[The problem] If a line in the listing below contains "Skye", return that line.
START Extracted records
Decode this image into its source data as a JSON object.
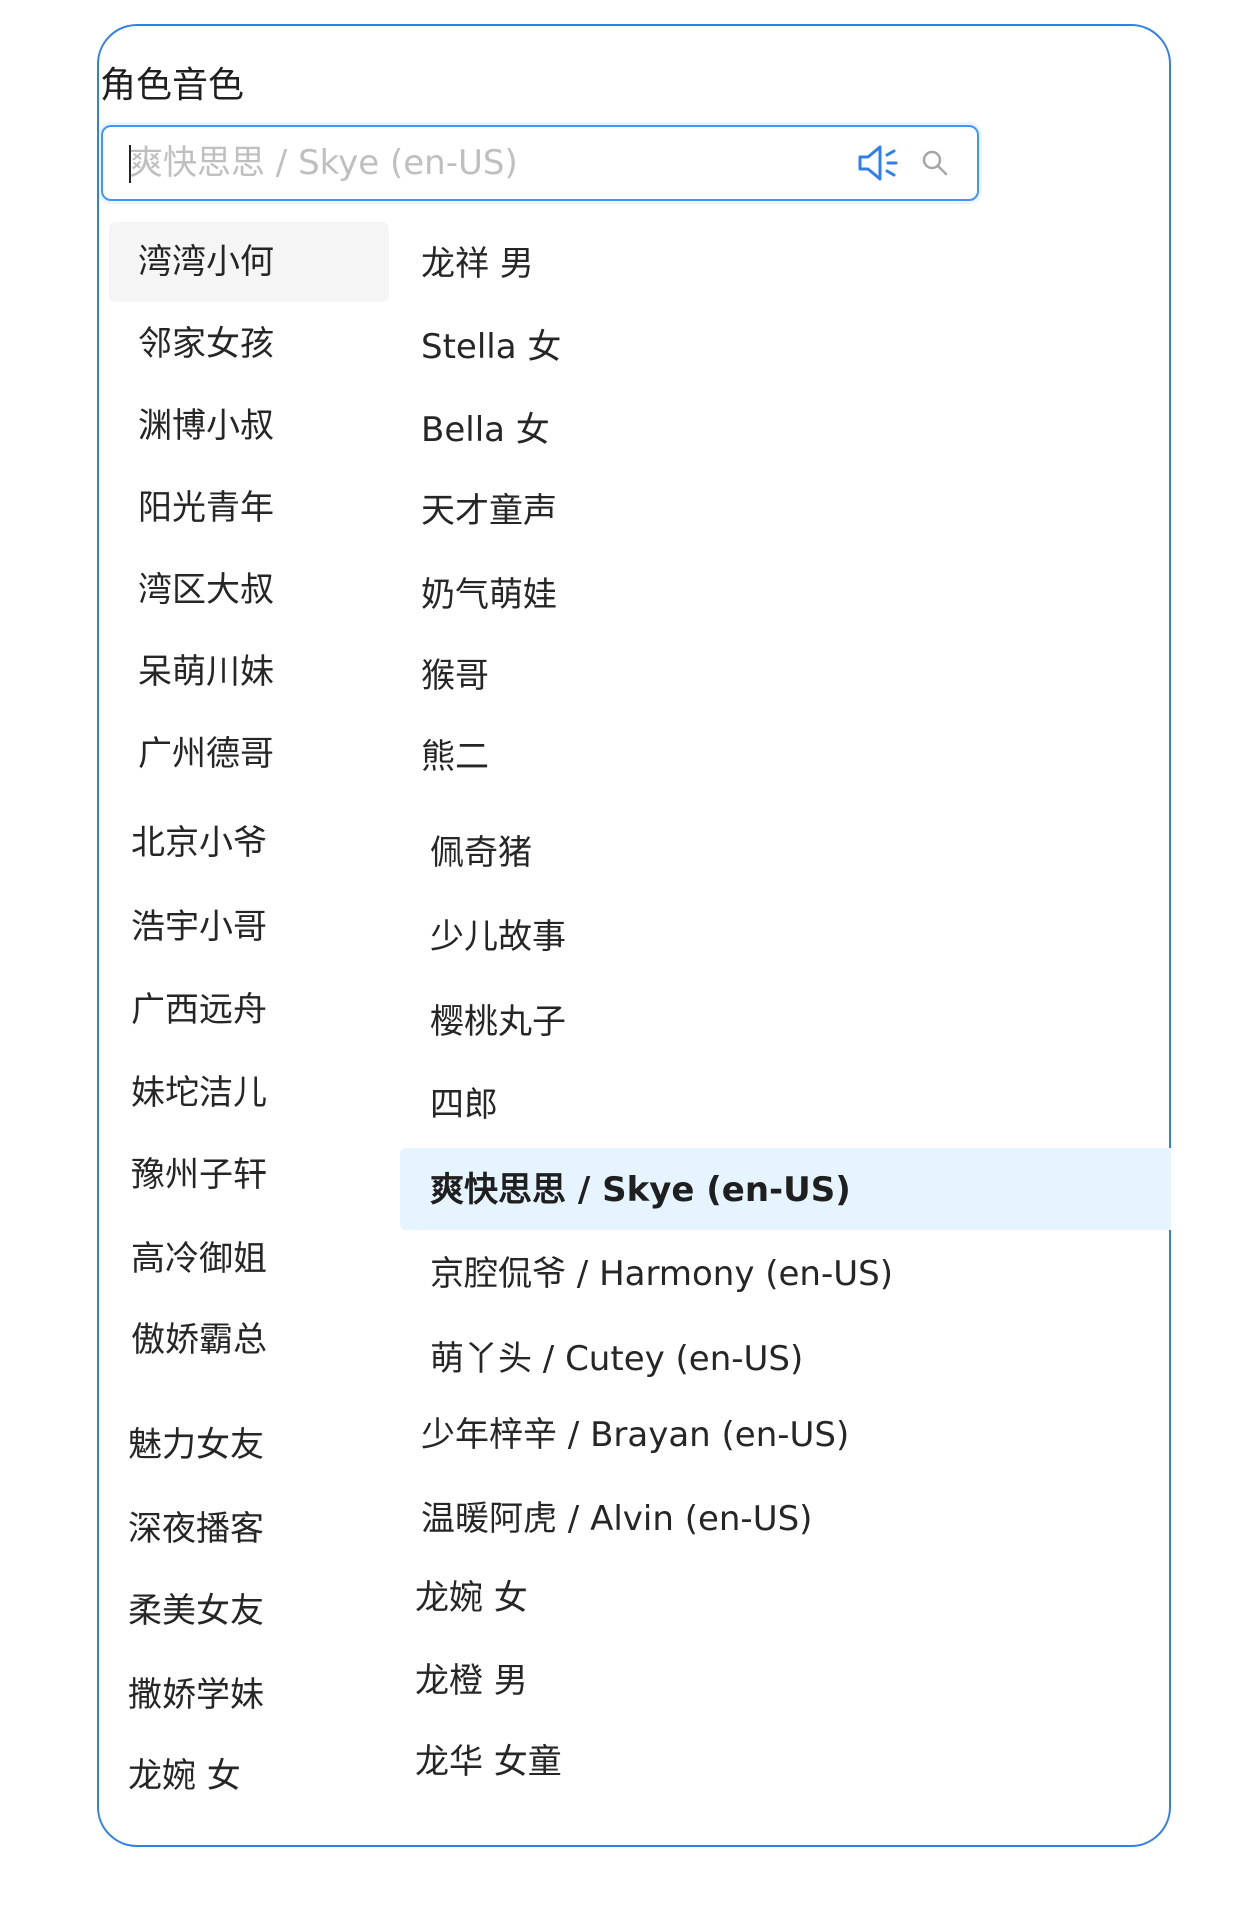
{
  "field": {
    "label": "角色音色",
    "placeholder": "爽快思思 / Skye (en-US)",
    "value": ""
  },
  "icons": {
    "speaker": "speaker-icon",
    "search": "search-icon",
    "accent_color": "#2f80ed"
  },
  "options": {
    "left_column": [
      "湾湾小何",
      "邻家女孩",
      "渊博小叔",
      "阳光青年",
      "湾区大叔",
      "呆萌川妹",
      "广州德哥",
      "北京小爷",
      "浩宇小哥",
      "广西远舟",
      "妹坨洁儿",
      "豫州子轩",
      "高冷御姐",
      "傲娇霸总",
      "魅力女友",
      "深夜播客",
      "柔美女友",
      "撒娇学妹",
      "龙婉 女"
    ],
    "right_column": [
      "龙祥 男",
      "Stella 女",
      "Bella 女",
      "天才童声",
      "奶气萌娃",
      "猴哥",
      "熊二",
      "佩奇猪",
      "少儿故事",
      "樱桃丸子",
      "四郎",
      "爽快思思 / Skye (en-US)",
      "京腔侃爷 / Harmony (en-US)",
      "萌丫头 / Cutey (en-US)",
      "少年梓辛 / Brayan (en-US)",
      "温暖阿虎 / Alvin (en-US)",
      "龙婉 女",
      "龙橙 男",
      "龙华 女童"
    ],
    "active_left": "湾湾小何",
    "selected_right": "爽快思思 / Skye (en-US)"
  }
}
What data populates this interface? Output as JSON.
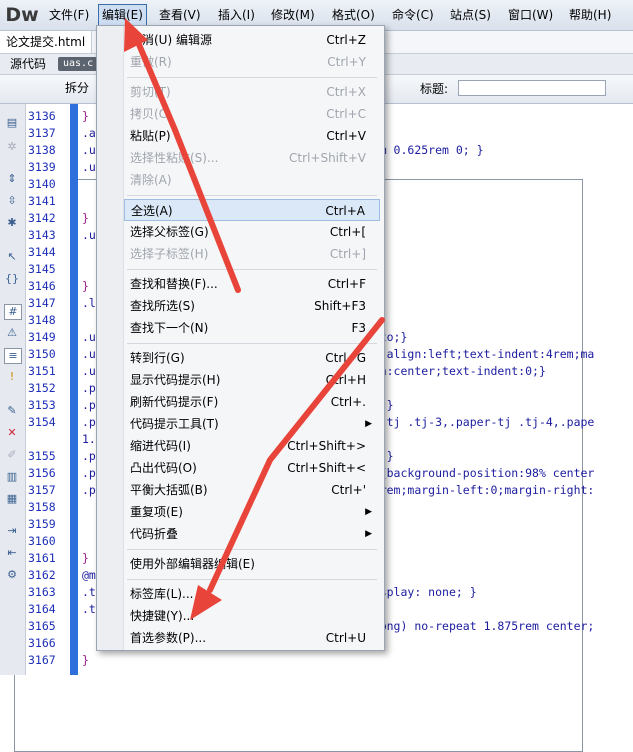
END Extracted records
[Solution below]
    "placeholder": "爽快思思 / Skye (en-US)",
      "爽快思思 / Skye (en-US)",
    "selected_right": "爽快思思 / Skye (en-US)"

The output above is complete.